### WHAT THIS TASK INVOLVES
Would you filter these records and copy every line that has the word "Documento"?

=== Section Start ===

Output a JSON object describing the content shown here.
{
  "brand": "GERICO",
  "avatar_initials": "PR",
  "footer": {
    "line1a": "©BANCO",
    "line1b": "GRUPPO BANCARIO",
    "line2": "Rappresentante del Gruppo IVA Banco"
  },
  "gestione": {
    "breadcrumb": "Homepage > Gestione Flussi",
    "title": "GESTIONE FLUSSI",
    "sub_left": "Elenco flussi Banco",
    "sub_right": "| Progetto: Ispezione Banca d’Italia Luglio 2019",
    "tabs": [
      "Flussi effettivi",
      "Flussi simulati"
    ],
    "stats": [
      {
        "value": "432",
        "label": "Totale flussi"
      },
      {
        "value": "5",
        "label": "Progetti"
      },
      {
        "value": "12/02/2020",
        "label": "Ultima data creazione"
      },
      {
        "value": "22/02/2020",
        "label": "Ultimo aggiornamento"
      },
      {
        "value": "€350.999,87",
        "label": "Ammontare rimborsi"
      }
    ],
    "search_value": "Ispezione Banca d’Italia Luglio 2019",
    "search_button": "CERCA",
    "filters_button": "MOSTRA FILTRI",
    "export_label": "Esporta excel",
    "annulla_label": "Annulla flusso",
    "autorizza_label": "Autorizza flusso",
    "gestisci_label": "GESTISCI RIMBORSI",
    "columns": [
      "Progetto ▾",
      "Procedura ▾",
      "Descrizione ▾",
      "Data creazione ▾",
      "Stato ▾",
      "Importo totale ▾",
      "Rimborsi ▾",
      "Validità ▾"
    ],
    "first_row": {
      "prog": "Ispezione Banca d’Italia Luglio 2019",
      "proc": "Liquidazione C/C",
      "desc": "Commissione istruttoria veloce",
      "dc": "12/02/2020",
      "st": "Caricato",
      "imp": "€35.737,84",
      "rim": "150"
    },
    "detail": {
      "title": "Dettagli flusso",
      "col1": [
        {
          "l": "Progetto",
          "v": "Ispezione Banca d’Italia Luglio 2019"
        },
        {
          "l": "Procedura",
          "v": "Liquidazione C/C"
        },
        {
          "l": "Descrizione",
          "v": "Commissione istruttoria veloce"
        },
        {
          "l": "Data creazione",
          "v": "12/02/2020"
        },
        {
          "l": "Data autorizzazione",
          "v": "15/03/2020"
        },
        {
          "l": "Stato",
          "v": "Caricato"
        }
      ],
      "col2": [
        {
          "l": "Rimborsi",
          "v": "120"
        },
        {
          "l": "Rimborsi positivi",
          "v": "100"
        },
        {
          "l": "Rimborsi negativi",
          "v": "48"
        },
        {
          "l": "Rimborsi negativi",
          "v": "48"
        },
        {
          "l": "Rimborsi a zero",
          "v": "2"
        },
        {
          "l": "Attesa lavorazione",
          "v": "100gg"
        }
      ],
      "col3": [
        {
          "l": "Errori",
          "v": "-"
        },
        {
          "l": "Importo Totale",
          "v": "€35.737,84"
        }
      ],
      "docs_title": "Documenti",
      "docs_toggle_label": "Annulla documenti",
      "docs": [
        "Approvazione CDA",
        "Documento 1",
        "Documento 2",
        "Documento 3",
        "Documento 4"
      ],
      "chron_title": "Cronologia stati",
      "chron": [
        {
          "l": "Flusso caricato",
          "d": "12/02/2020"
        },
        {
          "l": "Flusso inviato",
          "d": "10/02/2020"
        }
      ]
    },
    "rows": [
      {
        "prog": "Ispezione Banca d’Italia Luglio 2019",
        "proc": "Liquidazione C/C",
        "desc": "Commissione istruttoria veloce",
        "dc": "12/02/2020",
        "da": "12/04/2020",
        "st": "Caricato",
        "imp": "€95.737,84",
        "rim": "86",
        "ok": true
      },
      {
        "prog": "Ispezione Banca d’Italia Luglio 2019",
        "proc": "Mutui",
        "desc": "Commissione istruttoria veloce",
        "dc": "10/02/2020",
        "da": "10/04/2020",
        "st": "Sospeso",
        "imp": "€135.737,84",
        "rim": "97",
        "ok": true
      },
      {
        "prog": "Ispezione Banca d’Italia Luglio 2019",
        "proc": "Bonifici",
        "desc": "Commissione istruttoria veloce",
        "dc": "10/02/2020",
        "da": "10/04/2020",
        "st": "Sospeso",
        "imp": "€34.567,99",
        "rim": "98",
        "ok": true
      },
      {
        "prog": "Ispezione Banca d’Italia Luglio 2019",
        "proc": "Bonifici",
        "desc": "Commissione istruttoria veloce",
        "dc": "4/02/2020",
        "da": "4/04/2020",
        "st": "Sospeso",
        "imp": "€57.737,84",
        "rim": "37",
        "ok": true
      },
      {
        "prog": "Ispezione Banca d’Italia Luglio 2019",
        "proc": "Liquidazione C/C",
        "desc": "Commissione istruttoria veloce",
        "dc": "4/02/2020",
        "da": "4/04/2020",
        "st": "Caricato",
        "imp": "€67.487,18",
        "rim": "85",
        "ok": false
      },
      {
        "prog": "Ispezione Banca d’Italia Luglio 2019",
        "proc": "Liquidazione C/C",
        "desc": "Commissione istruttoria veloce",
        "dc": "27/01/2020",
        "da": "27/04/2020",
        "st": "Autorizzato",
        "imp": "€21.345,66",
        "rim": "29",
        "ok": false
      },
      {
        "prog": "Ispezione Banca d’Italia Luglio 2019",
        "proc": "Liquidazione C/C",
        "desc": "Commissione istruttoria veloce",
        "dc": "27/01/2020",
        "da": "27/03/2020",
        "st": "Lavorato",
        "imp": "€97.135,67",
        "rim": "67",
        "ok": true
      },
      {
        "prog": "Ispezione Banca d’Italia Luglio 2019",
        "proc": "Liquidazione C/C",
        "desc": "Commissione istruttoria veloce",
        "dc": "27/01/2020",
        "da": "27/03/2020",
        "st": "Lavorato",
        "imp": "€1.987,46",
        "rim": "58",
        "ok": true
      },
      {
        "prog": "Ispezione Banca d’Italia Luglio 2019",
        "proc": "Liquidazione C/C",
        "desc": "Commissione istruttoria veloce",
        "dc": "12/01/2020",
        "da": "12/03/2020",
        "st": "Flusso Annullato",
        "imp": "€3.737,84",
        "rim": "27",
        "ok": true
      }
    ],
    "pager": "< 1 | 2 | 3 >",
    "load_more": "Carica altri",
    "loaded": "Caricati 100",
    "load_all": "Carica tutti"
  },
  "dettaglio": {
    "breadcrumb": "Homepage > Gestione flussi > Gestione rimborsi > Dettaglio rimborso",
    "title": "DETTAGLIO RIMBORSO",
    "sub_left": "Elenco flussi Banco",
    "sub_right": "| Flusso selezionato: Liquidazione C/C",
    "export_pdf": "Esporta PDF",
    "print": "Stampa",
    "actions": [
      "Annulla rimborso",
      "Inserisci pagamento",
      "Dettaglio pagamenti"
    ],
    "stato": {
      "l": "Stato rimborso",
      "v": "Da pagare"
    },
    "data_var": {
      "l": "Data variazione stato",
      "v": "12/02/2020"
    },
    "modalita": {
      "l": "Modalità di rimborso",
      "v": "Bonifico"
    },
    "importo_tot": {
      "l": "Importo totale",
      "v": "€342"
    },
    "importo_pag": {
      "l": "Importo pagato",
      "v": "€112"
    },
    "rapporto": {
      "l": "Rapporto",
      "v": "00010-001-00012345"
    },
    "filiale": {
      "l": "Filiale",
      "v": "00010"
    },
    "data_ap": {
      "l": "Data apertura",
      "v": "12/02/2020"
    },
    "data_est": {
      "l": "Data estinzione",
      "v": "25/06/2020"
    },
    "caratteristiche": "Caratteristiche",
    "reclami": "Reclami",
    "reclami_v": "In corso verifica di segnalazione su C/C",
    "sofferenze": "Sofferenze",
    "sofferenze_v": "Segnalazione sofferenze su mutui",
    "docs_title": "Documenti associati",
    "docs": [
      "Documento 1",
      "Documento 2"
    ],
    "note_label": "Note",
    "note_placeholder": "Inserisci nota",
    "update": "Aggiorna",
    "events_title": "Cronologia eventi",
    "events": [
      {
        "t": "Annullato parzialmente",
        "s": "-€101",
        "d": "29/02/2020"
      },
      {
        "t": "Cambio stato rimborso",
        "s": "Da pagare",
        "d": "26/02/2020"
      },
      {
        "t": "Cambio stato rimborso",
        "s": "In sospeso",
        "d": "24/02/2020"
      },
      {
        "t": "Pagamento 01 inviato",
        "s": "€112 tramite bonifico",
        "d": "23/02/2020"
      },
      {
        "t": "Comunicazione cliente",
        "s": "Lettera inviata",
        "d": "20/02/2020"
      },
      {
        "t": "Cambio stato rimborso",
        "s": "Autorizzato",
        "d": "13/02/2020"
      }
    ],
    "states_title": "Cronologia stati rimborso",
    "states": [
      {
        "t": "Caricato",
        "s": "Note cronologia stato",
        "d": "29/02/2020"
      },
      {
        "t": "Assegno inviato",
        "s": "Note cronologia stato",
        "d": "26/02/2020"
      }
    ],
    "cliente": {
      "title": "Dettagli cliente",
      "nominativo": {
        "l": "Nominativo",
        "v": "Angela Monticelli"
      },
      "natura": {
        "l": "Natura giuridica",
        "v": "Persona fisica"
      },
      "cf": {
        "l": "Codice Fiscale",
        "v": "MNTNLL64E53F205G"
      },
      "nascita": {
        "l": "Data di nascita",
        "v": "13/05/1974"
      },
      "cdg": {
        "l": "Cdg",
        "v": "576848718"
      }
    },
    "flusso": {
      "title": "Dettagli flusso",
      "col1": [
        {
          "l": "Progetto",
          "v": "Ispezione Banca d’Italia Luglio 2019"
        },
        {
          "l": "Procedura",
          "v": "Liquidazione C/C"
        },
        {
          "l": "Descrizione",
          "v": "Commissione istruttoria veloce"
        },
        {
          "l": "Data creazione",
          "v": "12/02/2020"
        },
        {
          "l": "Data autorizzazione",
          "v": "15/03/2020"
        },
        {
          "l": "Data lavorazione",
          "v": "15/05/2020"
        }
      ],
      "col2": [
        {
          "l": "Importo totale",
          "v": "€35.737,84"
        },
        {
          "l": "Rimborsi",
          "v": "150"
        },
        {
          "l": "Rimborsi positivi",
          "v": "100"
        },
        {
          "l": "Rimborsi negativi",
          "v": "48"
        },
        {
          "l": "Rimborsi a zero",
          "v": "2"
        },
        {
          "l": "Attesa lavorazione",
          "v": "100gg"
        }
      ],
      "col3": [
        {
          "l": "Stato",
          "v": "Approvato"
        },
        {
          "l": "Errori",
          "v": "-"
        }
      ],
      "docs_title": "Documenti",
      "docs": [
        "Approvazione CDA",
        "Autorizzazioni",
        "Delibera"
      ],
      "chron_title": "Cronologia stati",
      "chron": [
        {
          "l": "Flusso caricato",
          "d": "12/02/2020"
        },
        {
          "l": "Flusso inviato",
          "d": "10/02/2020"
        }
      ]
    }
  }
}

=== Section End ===

### ANSWER
        "Documento 1",
        "Documento 2",
        "Documento 3",
        "Documento 4"
      "Documento 1",
      "Documento 2"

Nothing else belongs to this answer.